╭─ Available data
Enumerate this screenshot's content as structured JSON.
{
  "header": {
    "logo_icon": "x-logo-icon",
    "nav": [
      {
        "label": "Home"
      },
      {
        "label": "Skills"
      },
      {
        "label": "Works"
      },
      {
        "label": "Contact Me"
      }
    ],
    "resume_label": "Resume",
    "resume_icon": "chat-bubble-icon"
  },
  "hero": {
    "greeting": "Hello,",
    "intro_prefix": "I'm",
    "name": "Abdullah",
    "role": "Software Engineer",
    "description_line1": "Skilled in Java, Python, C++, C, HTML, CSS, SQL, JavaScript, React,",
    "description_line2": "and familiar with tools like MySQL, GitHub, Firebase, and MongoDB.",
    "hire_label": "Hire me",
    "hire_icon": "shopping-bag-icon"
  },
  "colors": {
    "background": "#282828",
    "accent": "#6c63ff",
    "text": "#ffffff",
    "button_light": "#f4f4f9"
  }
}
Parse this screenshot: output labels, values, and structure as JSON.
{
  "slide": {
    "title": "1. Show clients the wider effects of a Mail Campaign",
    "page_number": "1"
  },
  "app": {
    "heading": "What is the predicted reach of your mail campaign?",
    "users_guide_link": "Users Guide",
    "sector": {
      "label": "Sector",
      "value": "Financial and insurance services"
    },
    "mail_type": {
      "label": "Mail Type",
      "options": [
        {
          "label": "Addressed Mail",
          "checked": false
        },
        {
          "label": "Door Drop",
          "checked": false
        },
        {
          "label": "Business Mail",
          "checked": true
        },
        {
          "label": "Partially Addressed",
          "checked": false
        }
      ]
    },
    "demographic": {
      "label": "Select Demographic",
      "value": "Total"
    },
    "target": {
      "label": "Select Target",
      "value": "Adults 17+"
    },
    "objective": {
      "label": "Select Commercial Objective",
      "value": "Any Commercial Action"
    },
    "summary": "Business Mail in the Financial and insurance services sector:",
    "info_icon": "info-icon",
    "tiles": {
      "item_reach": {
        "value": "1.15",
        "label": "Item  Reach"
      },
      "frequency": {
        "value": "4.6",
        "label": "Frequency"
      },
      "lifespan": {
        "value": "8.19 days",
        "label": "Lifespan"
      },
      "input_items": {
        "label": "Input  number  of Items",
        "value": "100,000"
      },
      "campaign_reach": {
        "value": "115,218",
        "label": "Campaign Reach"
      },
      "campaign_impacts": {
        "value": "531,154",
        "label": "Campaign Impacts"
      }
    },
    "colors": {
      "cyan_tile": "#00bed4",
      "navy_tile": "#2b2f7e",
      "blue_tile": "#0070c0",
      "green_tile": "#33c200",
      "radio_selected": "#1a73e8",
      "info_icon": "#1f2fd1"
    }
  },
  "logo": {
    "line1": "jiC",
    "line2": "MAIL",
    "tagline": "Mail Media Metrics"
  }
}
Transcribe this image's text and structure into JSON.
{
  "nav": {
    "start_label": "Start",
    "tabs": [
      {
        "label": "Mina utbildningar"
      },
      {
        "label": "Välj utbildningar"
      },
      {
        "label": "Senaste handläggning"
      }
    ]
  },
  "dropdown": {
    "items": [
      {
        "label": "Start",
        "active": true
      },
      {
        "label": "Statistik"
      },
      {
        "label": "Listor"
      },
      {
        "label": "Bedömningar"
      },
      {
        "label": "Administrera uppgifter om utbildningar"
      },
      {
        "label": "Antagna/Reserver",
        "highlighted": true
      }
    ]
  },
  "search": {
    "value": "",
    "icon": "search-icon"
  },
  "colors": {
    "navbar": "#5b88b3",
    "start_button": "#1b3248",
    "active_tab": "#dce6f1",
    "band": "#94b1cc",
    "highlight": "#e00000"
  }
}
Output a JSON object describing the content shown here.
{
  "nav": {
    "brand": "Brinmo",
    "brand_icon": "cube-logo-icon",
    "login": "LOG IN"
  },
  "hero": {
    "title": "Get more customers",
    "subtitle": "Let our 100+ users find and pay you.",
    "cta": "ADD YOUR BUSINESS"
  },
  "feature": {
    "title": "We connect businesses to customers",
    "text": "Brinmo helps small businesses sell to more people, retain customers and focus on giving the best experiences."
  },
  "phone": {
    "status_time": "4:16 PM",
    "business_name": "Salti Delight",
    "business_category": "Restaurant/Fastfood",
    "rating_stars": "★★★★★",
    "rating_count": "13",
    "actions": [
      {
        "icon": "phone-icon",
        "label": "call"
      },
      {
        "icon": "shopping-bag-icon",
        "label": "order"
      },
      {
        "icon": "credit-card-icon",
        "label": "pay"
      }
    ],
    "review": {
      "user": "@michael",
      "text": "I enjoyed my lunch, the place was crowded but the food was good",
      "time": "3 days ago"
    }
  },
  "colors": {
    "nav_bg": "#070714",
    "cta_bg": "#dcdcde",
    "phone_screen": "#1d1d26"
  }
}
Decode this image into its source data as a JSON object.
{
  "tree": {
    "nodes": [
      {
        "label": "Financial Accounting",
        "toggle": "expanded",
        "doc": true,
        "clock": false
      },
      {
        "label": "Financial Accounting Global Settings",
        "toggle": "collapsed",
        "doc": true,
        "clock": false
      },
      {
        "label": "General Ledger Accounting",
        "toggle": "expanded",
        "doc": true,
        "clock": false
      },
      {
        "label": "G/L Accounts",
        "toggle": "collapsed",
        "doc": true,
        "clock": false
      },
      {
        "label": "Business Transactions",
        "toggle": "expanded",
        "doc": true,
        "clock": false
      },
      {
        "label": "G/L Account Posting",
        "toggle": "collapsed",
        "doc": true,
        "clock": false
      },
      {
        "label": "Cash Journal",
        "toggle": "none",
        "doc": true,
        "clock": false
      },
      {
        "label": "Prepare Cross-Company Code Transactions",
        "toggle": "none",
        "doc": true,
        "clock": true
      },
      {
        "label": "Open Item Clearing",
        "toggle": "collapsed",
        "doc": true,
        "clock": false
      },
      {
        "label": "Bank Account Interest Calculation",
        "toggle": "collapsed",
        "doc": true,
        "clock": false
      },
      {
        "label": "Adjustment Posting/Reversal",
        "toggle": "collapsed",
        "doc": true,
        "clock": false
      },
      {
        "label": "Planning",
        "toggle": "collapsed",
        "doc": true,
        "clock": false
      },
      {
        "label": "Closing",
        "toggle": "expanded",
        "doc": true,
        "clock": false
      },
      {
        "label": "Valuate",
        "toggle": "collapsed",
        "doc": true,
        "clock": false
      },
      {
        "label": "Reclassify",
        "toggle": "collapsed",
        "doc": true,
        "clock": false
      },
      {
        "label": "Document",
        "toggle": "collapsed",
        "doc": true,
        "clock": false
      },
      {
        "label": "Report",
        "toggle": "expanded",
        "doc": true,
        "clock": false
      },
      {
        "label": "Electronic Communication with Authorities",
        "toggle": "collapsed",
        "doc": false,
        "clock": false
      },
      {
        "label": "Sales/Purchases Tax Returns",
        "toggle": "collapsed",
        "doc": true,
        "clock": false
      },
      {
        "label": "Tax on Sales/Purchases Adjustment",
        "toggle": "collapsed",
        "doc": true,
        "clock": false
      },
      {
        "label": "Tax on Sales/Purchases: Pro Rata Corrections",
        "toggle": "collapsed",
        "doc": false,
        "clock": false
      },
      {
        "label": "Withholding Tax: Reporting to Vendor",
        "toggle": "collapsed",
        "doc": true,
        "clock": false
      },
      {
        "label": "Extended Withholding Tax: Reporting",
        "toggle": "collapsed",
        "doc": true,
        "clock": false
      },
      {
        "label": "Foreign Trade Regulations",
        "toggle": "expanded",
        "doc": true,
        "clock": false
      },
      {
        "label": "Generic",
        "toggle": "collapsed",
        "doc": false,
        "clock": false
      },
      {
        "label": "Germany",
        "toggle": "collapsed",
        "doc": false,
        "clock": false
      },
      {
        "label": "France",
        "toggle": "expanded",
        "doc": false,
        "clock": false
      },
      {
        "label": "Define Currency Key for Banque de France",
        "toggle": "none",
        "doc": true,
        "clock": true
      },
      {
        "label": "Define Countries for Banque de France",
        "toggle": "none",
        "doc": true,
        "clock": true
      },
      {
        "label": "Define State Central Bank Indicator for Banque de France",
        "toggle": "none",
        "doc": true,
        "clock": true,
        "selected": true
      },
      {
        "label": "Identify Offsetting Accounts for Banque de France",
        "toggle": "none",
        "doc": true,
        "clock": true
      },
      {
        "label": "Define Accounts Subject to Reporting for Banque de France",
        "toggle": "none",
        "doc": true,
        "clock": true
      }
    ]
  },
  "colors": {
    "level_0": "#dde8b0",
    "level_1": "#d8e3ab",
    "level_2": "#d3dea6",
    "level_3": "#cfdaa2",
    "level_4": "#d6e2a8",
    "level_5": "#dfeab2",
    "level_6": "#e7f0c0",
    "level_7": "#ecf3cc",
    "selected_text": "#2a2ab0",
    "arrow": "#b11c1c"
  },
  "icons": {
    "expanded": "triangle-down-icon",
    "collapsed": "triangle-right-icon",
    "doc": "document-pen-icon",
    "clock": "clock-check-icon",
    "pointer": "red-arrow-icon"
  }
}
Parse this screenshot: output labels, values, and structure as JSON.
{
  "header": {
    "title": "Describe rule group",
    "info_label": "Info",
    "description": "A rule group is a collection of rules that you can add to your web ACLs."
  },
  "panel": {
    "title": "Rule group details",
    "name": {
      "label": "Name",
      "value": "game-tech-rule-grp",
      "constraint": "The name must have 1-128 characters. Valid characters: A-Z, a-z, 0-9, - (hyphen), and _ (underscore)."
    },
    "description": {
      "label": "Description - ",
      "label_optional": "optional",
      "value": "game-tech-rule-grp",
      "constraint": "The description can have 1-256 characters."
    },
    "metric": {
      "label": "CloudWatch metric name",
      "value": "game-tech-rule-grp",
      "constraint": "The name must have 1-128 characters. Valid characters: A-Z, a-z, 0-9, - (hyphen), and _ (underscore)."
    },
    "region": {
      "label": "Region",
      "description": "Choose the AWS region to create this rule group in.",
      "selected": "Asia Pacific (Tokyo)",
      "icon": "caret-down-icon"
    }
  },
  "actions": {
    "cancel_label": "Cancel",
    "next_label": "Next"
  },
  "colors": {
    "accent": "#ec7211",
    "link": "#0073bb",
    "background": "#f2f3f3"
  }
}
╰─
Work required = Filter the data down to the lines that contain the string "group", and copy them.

Output for this task =
    "title": "Describe rule group",
    "description": "A rule group is a collection of rules that you can add to your web ACLs."
    "title": "Rule group details",
      "description": "Choose the AWS region to create this rule group in.",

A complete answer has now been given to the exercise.